Segment Start: Recorded data
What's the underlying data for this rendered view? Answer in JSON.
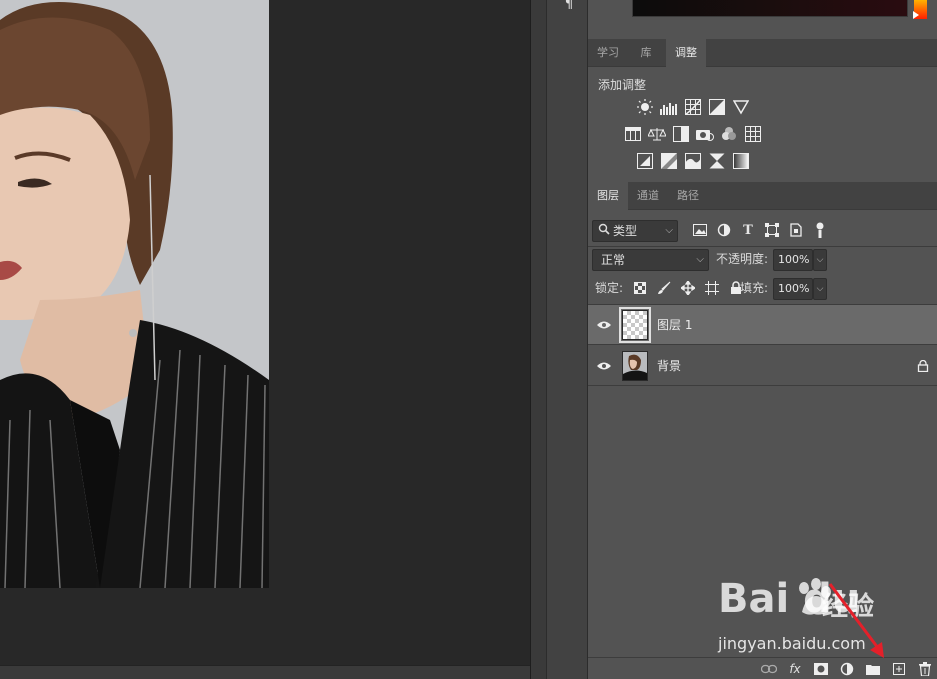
{
  "panel": {
    "top_tabs": [
      {
        "label": "学习"
      },
      {
        "label": "库"
      },
      {
        "label": "调整"
      }
    ],
    "adjustments": {
      "title": "添加调整",
      "row1": [
        "brightness-contrast-icon",
        "levels-icon",
        "curves-icon",
        "exposure-icon",
        "triangle-icon"
      ],
      "row2": [
        "vibrance-icon",
        "color-balance-icon",
        "black-white-icon",
        "photo-filter-icon",
        "channel-mixer-icon",
        "color-lookup-icon"
      ],
      "row3": [
        "invert-icon",
        "posterize-icon",
        "threshold-icon",
        "selective-color-icon",
        "gradient-map-icon"
      ]
    },
    "layer_tabs": [
      {
        "label": "图层"
      },
      {
        "label": "通道"
      },
      {
        "label": "路径"
      }
    ],
    "filter_label": "类型",
    "blend_mode": "正常",
    "opacity_label": "不透明度:",
    "opacity_value": "100%",
    "lock_label": "锁定:",
    "fill_label": "填充:",
    "fill_value": "100%",
    "layers": [
      {
        "name": "图层 1",
        "selected": true
      },
      {
        "name": "背景",
        "selected": false,
        "locked": true
      }
    ]
  },
  "watermark": {
    "logo": "Bai du",
    "text": "经验",
    "url": "jingyan.baidu.com"
  }
}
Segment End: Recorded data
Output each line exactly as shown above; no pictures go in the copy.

What's the underlying data for this rendered view? Answer in JSON.
{
  "panel": {
    "top_tabs": [
      {
        "label": "学习"
      },
      {
        "label": "库"
      },
      {
        "label": "调整"
      }
    ],
    "adjustments": {
      "title": "添加调整",
      "row1": [
        "brightness-contrast-icon",
        "levels-icon",
        "curves-icon",
        "exposure-icon",
        "triangle-icon"
      ],
      "row2": [
        "vibrance-icon",
        "color-balance-icon",
        "black-white-icon",
        "photo-filter-icon",
        "channel-mixer-icon",
        "color-lookup-icon"
      ],
      "row3": [
        "invert-icon",
        "posterize-icon",
        "threshold-icon",
        "selective-color-icon",
        "gradient-map-icon"
      ]
    },
    "layer_tabs": [
      {
        "label": "图层"
      },
      {
        "label": "通道"
      },
      {
        "label": "路径"
      }
    ],
    "filter_label": "类型",
    "blend_mode": "正常",
    "opacity_label": "不透明度:",
    "opacity_value": "100%",
    "lock_label": "锁定:",
    "fill_label": "填充:",
    "fill_value": "100%",
    "layers": [
      {
        "name": "图层 1",
        "selected": true
      },
      {
        "name": "背景",
        "selected": false,
        "locked": true
      }
    ]
  },
  "watermark": {
    "logo": "Bai du",
    "text": "经验",
    "url": "jingyan.baidu.com"
  }
}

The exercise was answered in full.